A Final Word About Frontal Boundaries
Since the type of the front is determined by whether the colder air mass is advancing or retreating, fronts are often reclassified from one type to another. For example, if an advancing cold air mass stalls (to less than 5 knots), the boundary transitions from a cold front to a stationary front. An advancing cold air mass that stalls and then retreats, transitions from a cold front, to a stationary front, and then to a warm front. It’s part of what makes watching the weather so interesting.
Forecasting Precipitation & Thunderstorms
The WPC’s surface weather forecasts extend seven days into to the future. In addition to showing the overall barometric pressure pattern (isobars) and frontal boundaries, the maps covering the initial 2 ½ days display the probability of precipitation and thunderstorms.
The likelihood of precipitation, precipitation (rain or snow) or thunderstorms occurring in a particular region is shown through the use of color shading and hatching (closely spaced parallel lines). The WPC separates the precipitation type and probability into the ten categories listed in Figure 5.
A more detailed description of the ten categories and how to identify them on WPC forecast maps appears below:
- NDFD Rain (Chance): A 10% chance of at least 0.01 inches of rain is shown in light green. Click here for sample image
- NDFD Rain (Likely): Greater than a 10% chance that at least 0.01 inches of rain will fall is shown in dark green. Click here for sample image.
- NDFD Snow (Chance): A 10% chance of measurable snow (0.01” of liquid water if melted) is show in light blue. Click here for a sample image.
- NDFD Snow (Likely): Greater than a 10% chance of measurable snow (0.01” of liquid water if melted) is shown in dark blue. Click here for sample image.
- NDFD Mix (Chance): A 10% chance there will be a precipitation mix, such as a combination of rain and snow, rain and sleet, or snow and sleet. Click here for sample image.

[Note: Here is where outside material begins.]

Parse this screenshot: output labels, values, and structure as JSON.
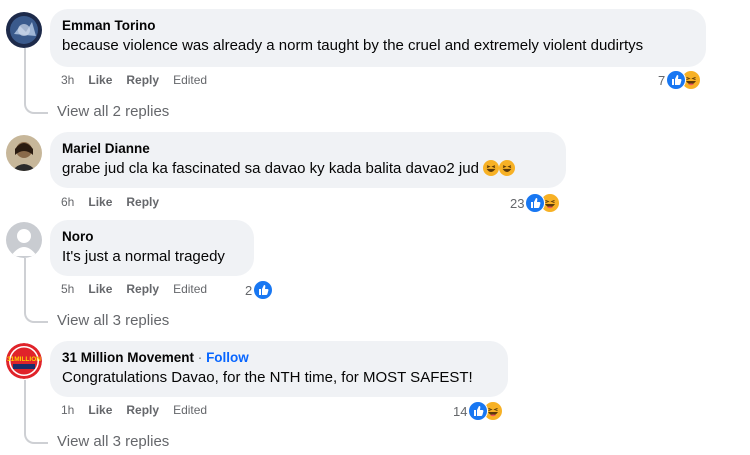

- NDFD Mix (Likely): Greater than a 10% chance there will be a precipitation mix, such as a combination of rain and snow, rain and sleet, or snow and sleet. Click here for sample image.
- NDFD Ice (Chance): A 10% chance of at least 0.01” of freezing rain. Click here for sample image.
- NDFD Ice (Likely): Greater than a 10% chance of at least 0.01” of freezing rain. Click here for sample image.
- NDFD Thunderstorm (Chance): A 10% chance of thunderstorms. The areas where a chance of thunderstorms exist are overlaid on areas where rain is expected, and are shown with light red parallel diagonal lines surrounded by a light red border. Click here for sample.
- NDFD Thunderstorms (Likely and/or Severe): A greater than 10% of thunderstorms or a potential for severe thunderstorms. A severe thunderstorm is expected to produce hail greater than 1” in diameter, a wind gust greater than 50 knots, or a tornado. Areas are shown in dark red. Click here for a sample image.
Marine Weather Seminars
Boating requires many skills, but none is more important or challenging than understanding and predicting marine weather patterns. Whether you are a sailor or power boater, a marine weather seminar can make your journeys safer and more enjoyable by improving your ability to anticipate and avoid hazardous weather conditions. Click here for more information regarding my seminars and the current schedule.